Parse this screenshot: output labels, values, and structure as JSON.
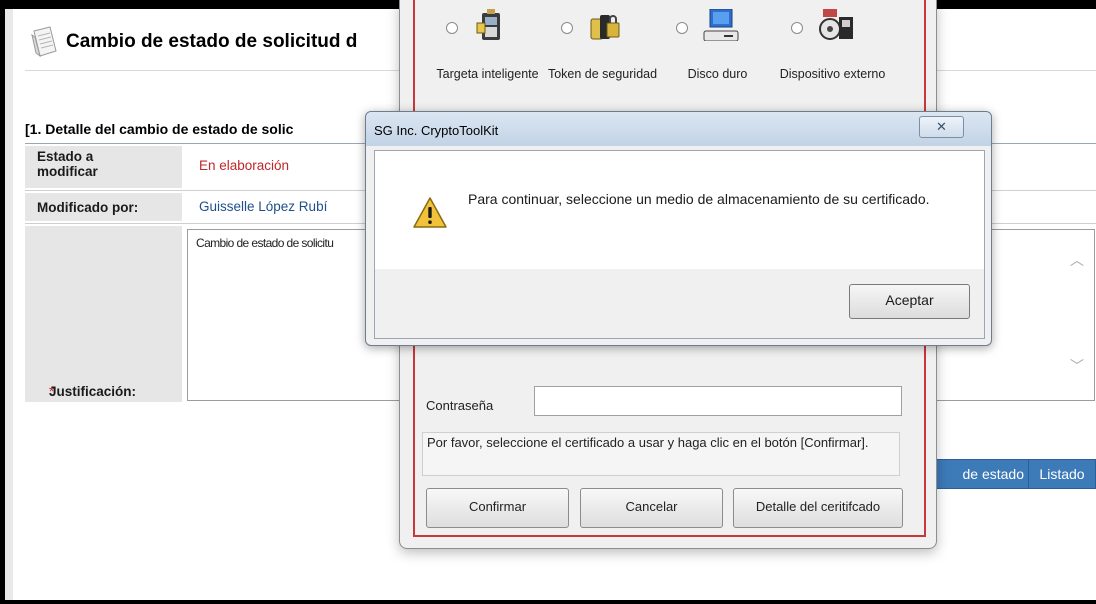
{
  "page": {
    "title": "Cambio de estado de solicitud d",
    "section_title": "[1. Detalle del cambio de estado de solic",
    "rows": {
      "estado_label": "Estado a modificar",
      "estado_value": "En elaboración",
      "modificado_label": "Modificado por:",
      "modificado_value": "Guisselle López Rubí",
      "justificacion_required_mark": "*",
      "justificacion_label": "Justificación:",
      "justificacion_text": "Cambio de estado de solicitu"
    },
    "buttons": {
      "cambio_estado": "de estado",
      "listado": "Listado"
    }
  },
  "cert_window": {
    "storage_options": [
      {
        "label": "Targeta inteligente",
        "icon": "smart-card-icon",
        "selected": false
      },
      {
        "label": "Token de seguridad",
        "icon": "security-token-icon",
        "selected": false
      },
      {
        "label": "Disco duro",
        "icon": "hard-disk-icon",
        "selected": false
      },
      {
        "label": "Dispositivo externo",
        "icon": "external-device-icon",
        "selected": false
      }
    ],
    "password_label": "Contraseña",
    "password_value": "",
    "hint": "Por favor, seleccione el certificado a usar y haga clic en el botón [Confirmar].",
    "buttons": {
      "confirm": "Confirmar",
      "cancel": "Cancelar",
      "detail": "Detalle del ceritifcado"
    }
  },
  "alert": {
    "title": "SG Inc. CryptoToolKit",
    "close_glyph": "✕",
    "icon": "warning-icon",
    "message": "Para continuar, seleccione un medio de almacenamiento de su certificado.",
    "ok_button": "Aceptar"
  },
  "colors": {
    "required": "#c0262a",
    "estado_value": "#c0262a",
    "user_link": "#1f4f8a",
    "page_button": "#3d7ab8",
    "cert_border": "#c8383a"
  }
}
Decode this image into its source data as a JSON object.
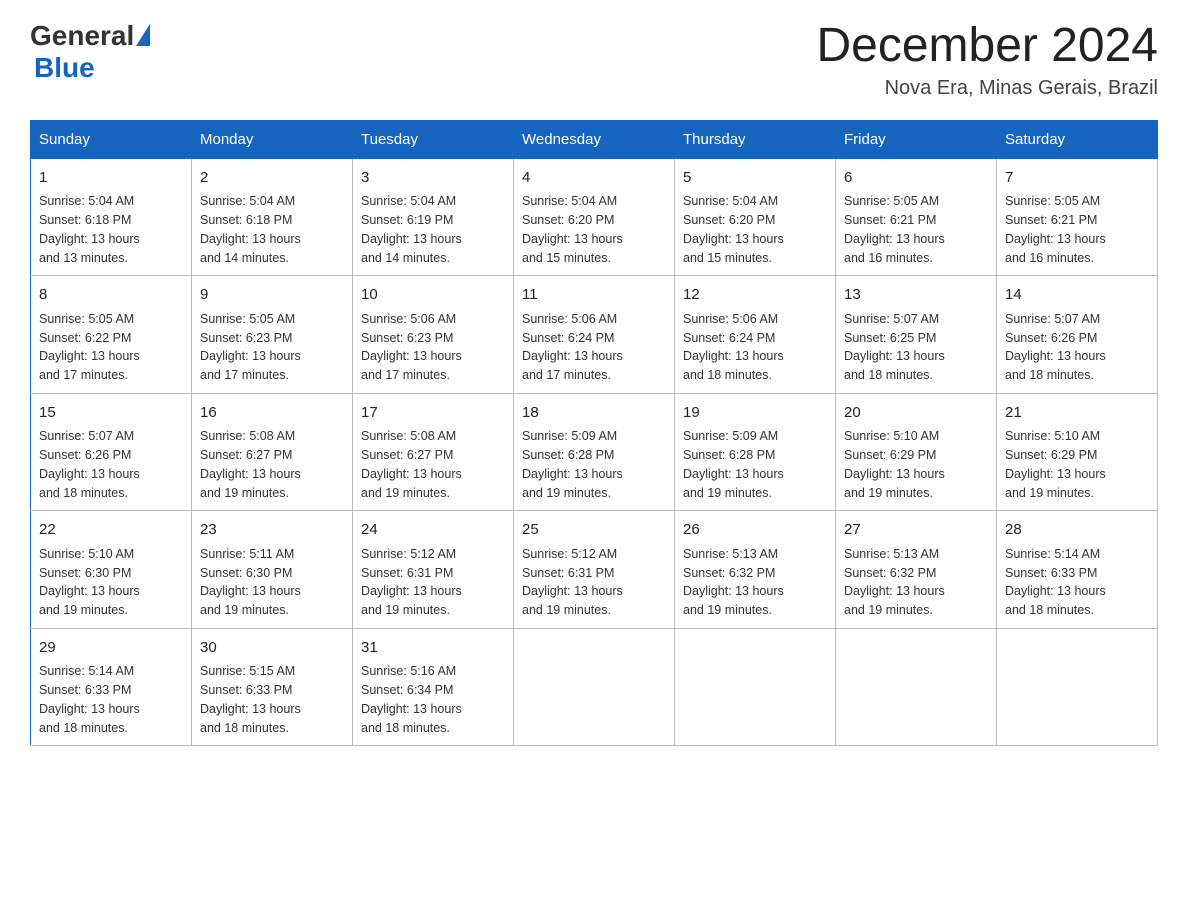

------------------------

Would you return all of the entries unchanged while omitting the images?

Parse this screenshot: output labels, values, and structure as JSON.
{
  "page": {
    "title": "Cambio de estado de solicitud d",
    "section_title": "[1. Detalle del cambio de estado de solic",
    "rows": {
      "estado_label": "Estado a modificar",
      "estado_value": "En elaboración",
      "modificado_label": "Modificado por:",
      "modificado_value": "Guisselle López Rubí",
      "justificacion_required_mark": "*",
      "justificacion_label": "Justificación:",
      "justificacion_text": "Cambio de estado de solicitu"
    },
    "buttons": {
      "cambio_estado": "de estado",
      "listado": "Listado"
    }
  },
  "cert_window": {
    "storage_options": [
      {
        "label": "Targeta inteligente",
        "icon": "smart-card-icon",
        "selected": false
      },
      {
        "label": "Token de seguridad",
        "icon": "security-token-icon",
        "selected": false
      },
      {
        "label": "Disco duro",
        "icon": "hard-disk-icon",
        "selected": false
      },
      {
        "label": "Dispositivo externo",
        "icon": "external-device-icon",
        "selected": false
      }
    ],
    "password_label": "Contraseña",
    "password_value": "",
    "hint": "Por favor, seleccione el certificado a usar y haga clic en el botón [Confirmar].",
    "buttons": {
      "confirm": "Confirmar",
      "cancel": "Cancelar",
      "detail": "Detalle del ceritifcado"
    }
  },
  "alert": {
    "title": "SG Inc. CryptoToolKit",
    "close_glyph": "✕",
    "icon": "warning-icon",
    "message": "Para continuar, seleccione un medio de almacenamiento de su certificado.",
    "ok_button": "Aceptar"
  },
  "colors": {
    "required": "#c0262a",
    "estado_value": "#c0262a",
    "user_link": "#1f4f8a",
    "page_button": "#3d7ab8",
    "cert_border": "#c8383a"
  }
}
Decode this image into its source data as a JSON object.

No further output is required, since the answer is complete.